The idea: why do we need to get all search result if even one result from the site would be enough to add the site to the list of sites require permission report.

So, consider (imho, the best) approach.

  1. You get list of sites in tenant. Here you can refine the list excluding, e.g. sites connected to public teams or known communication sites… Finally wou’ll have a list of sites you want to check – if there are resources shared with “Everyone…”
  2. You run search against each site in the loop (e.g. consider KQL option “Site: https://yourTenant,SharePoint.com/sites/YourSite”. Once even one result fount for the site – add the site to the “Open Sites” list

With this approach you will get list of sites shared with “Everyone…” in a coule of minutes.

The Next step would be “How to let site owners know what are resources shared with Everyone… on their sites”.

References

SharePoint sites shared with Everyone and Microsoft Delve issue

There is a known problem with Microsoft Delve.

We know SharePoint site permissions are not easy. You can break permissions inheritance at any level – subsite, library, list, folder, list item or specific document. Anybody with full permissions can do that. The worst thing is there is was (*1) no one place where site owner could get full permissions report to the site. We must have used third-party tools or PowerShell to have all permissions in one document.

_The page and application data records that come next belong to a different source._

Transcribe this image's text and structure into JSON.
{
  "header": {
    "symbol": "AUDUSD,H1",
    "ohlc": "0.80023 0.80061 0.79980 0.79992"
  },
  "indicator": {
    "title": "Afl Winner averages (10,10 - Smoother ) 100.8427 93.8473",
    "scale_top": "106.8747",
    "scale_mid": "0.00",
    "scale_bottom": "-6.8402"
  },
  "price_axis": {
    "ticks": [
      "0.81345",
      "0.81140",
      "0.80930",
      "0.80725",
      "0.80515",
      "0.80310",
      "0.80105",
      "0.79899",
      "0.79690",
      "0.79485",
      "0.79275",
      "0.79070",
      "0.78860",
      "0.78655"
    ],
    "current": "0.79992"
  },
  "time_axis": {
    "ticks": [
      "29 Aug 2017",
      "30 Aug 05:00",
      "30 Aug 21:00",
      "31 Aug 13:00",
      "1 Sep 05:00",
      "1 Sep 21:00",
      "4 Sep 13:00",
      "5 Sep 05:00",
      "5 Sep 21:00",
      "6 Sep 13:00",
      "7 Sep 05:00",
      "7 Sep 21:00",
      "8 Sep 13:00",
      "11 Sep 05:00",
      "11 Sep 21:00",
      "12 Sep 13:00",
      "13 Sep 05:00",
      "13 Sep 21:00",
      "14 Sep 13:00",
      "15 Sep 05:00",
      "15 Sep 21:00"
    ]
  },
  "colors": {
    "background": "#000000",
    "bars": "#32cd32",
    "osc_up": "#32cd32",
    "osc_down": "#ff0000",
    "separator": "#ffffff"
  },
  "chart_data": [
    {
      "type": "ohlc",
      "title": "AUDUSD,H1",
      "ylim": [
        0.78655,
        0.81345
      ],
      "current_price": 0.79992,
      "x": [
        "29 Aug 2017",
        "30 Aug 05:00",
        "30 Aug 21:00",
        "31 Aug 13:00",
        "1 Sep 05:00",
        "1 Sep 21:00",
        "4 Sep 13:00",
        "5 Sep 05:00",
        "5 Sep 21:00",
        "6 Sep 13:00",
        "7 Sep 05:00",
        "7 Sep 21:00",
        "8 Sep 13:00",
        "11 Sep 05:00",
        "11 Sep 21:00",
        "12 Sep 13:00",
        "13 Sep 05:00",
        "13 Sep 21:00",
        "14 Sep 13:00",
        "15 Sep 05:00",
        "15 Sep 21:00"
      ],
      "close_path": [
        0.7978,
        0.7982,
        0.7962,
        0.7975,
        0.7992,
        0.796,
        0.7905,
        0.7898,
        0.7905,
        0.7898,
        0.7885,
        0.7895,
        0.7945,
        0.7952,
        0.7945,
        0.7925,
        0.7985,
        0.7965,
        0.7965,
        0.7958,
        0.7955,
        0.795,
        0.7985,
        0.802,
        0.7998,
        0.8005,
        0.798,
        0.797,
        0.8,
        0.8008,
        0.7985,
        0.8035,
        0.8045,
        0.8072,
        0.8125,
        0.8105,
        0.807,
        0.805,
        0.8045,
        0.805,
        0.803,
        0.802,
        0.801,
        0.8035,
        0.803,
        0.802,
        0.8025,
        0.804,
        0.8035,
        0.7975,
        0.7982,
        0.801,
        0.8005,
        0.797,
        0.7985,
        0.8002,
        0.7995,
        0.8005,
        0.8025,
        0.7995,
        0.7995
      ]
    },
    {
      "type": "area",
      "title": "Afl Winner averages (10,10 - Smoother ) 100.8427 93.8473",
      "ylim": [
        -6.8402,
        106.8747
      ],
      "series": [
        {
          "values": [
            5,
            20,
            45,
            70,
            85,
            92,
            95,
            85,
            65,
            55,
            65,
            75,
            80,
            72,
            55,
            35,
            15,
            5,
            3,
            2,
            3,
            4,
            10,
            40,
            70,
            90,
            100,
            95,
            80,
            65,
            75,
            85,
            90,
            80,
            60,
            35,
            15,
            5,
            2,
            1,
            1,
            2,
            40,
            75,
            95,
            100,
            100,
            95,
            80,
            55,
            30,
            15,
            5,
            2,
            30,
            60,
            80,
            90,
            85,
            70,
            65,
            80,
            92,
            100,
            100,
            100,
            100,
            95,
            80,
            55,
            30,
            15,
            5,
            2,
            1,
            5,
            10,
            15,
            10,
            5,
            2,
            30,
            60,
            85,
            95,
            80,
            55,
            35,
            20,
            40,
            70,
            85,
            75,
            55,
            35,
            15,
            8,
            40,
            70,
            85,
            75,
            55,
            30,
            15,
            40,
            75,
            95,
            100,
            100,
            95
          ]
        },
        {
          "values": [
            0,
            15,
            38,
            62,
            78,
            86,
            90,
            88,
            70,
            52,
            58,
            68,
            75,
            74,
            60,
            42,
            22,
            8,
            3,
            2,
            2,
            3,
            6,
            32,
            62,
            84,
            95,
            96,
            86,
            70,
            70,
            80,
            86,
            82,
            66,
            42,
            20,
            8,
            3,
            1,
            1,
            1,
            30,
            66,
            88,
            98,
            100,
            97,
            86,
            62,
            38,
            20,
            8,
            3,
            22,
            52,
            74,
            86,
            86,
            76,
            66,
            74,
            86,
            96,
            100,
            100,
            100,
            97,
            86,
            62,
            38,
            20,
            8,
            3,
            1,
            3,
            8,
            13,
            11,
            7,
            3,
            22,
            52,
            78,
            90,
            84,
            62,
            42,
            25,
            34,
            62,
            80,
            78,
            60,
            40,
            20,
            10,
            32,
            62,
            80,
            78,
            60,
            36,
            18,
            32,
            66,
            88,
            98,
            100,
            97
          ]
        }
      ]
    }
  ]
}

So no wonder SharePoint sites were heavily over-exposed. Especially when a site owner tired with complexity of SharePoint permissions system decided to share resource with “Everyone”. That is the real issue.

Now, what happens when sites are migrated to Microsoft 365 SharePoint Online with Microsoft Delve enabled by default? Delve works as it should work – it suggests to you documents it believes related to you (based on Microsoft Graph insights) and you already have access to.

What happens is people start seeing documents they never new they have access to. Where these documents from? Of course from sites shared with Everyone.

So strictly says, it is not Delve’s problem. It’s more human problem than technological.
Delve just does it’s job, and does perfectly.

How do we solve the issue?

  1. Disable Delve?
  2. Disable search (stop sites crawling and remove results)?
  3. Restrict access to Microsoft Graph ?
    e.g. Microsoft KBA on how to disable MS Graph for a specific User

Those methods are half-measure. 1-2-3 methods are just hiding the problem – not solving it. Agree it helps stop the deterioration, bud does not fix the issue.

How do we solve the root cause of the issue?

  1. Of course, we need remove incorrectly provided permissions. How?
  2. Only site owner (data owner) knows which content should be shared with whom with which access rights. So we need to ask sites owners to review their permissions. How?
  3. First, we need a list of over-exposed sites. How? There are two methods
    (more details – check this article)
    • Brute force – use PowerShell or 3-rd party tool to get permission report on all sites in tenant, select permissions provided for Everyone…
    • Smart move – use Microsoft search. As search is security-trimmed, we can search for available content on behalf of a user with no permissions provided.
  4. Then we need a list of sites and their owners. How?
    1. tbp
  5. Finally, we need to let every site owner know that his site is Open to everybody and ask to fix it. How?
    1. tbp
    2. inform the site owner how to get full permissions report to his site,
      e.g. KBA How To Get SPO Site Full Permissions Report
      and video “Full Permissions Report for a Team SPO Site Owner


References